For more than a year, the U.S. Commission on Civil Rights has been investigating the Justice Department’s enforcement of civil-rights laws, during which time the commission has sent numerous interrogatories and requests for production of documents pertaining to civil-rights enforcement to the DOJ. The department has a statutory duty to cooperate with investigations conducted by the commission.
The DOJ’s cooperation with the investigation has been, to put it charitably, grudging. The department refused to turn over a number of requested documents, asserting a variety of specious privileges. In response, the commission requested a privilege log, i.e., a list of those documents the DOJ maintains are protected by privilege and therefore not subject to production. The DOJ failed to produce such a log.
Now, pursuant to a FOIA lawsuit filed by JudicialWatch, the DOJ has finally provided a privilege log (not to the commission, but to JudicialWatch). Commissioners received a copy yesterday. As Hans von Spakovsky noted here yesterday, its contents are quite remarkable.
Throughout the commission’s investigation, the DOJ insisted that no Obama political appointees were involved in deliberations to dismiss the New Black Panther Party voter-intimidation case; only career attorneys were involved. The DOJ’s insistence on this point culminated with the sworn testimony of Assistant Attorney General Thomas Perez before the commission on May 14:
Commissioner Kirsanow: Was there any political leadership involved in the decision not to pursue this particular case any further than it was?
Asst. Atty. Gen. Perez: No. The decisions were made by (DOJ career attorneys) Loretta King in consultation with Steve Rosenbaum, who is Acting Deputy Assistant Attorney General.
The DOJ provided the same responses to members of Congress. The department never departed from that position.
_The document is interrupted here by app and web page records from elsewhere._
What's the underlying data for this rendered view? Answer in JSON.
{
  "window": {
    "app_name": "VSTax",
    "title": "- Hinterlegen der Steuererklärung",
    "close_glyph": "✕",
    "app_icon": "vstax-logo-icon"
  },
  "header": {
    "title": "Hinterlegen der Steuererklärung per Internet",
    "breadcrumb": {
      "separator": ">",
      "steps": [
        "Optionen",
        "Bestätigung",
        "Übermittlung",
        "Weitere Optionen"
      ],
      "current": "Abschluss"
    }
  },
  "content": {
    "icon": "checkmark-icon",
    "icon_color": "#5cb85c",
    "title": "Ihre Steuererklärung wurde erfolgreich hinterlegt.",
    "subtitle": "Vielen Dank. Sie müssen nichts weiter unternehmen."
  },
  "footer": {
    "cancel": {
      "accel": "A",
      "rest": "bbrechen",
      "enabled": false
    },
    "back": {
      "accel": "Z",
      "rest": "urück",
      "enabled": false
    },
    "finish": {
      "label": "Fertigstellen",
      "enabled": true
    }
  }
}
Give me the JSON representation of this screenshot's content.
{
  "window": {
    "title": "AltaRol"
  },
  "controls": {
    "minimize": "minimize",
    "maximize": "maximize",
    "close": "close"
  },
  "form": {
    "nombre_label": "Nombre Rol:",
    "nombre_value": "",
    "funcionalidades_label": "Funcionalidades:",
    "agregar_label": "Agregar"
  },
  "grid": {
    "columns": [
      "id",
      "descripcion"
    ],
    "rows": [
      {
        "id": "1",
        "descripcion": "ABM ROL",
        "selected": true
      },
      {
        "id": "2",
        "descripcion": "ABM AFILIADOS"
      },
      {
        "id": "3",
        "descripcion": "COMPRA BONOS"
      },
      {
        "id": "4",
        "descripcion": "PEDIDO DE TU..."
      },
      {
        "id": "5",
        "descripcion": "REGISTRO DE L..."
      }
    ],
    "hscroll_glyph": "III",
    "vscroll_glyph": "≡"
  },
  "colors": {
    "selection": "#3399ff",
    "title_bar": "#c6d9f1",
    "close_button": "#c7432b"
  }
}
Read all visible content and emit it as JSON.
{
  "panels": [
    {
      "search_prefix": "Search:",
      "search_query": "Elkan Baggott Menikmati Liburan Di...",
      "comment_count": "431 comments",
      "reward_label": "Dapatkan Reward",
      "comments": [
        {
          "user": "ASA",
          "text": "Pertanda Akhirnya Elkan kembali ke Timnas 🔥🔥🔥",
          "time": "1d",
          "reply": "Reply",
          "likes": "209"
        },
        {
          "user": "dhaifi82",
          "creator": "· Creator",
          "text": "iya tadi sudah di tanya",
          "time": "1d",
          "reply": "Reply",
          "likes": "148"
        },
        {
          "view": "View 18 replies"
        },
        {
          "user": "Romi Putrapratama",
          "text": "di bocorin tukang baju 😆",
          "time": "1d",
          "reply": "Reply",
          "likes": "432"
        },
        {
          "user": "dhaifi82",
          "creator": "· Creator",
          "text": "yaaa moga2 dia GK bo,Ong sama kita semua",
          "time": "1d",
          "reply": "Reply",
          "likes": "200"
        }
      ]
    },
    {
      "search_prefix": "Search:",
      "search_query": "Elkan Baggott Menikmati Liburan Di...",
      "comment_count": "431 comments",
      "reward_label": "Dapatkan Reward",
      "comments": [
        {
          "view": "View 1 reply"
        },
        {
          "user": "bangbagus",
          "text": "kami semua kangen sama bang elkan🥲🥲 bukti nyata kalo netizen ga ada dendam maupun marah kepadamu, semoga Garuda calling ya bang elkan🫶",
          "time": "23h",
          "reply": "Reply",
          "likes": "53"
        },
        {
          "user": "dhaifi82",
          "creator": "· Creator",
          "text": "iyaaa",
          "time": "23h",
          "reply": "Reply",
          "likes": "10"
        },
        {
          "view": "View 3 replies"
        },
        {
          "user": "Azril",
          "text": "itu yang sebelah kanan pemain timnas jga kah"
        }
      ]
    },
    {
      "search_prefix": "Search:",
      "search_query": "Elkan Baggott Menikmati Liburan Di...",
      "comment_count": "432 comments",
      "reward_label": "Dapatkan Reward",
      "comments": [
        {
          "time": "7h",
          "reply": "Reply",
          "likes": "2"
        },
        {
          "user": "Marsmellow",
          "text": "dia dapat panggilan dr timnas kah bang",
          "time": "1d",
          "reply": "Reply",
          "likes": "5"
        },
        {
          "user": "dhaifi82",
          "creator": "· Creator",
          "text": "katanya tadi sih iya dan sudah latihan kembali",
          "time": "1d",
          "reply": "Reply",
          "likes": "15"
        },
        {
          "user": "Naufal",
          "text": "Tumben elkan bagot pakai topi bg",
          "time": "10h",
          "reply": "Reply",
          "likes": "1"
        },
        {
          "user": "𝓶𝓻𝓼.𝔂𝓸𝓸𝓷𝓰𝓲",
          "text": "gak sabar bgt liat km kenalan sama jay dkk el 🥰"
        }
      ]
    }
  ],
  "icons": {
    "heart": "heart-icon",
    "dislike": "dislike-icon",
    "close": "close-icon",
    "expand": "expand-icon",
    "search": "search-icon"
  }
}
That’s why the revelations contained in the privilege log are extraordinary. The log identifies more than 50 e-mails between high-level Obama political appointees and career attorneys involving “the Government’s decisionmaking process” and “predecisional deliberations” involving the NBPP case — all in close temporal proximity to the DOJ’s otherwise bewildering decision to drop a case it had already won.
The import of these developments cannot be overstated. Former DOJ Voting Section attorney Christian Adams testified before the commission that a high-level political appointee announced to Voting Section attorneys that the Obama administration’s Voting Section will not bring voting-rights cases on behalf of white victims or against black defendants. Adams also testified that a high-level political appointee instructed the Voting Section that the Obama administration will not enforce Section 8 of the National Voter Registration Act (ensuring that those voting are actually eligible).
Adams’ testimony was roundly dismissed or ignored by the mainstream media as mere partisan spin. But now the privilege log suggests intense involvement in a voting-rights case by high-level political appointees at the DOJ.
The commission is scheduled to vote on its report to the president and Congress on the NBPP case during its public meeting this Friday. The new revelations will, no doubt, be part of that discussion.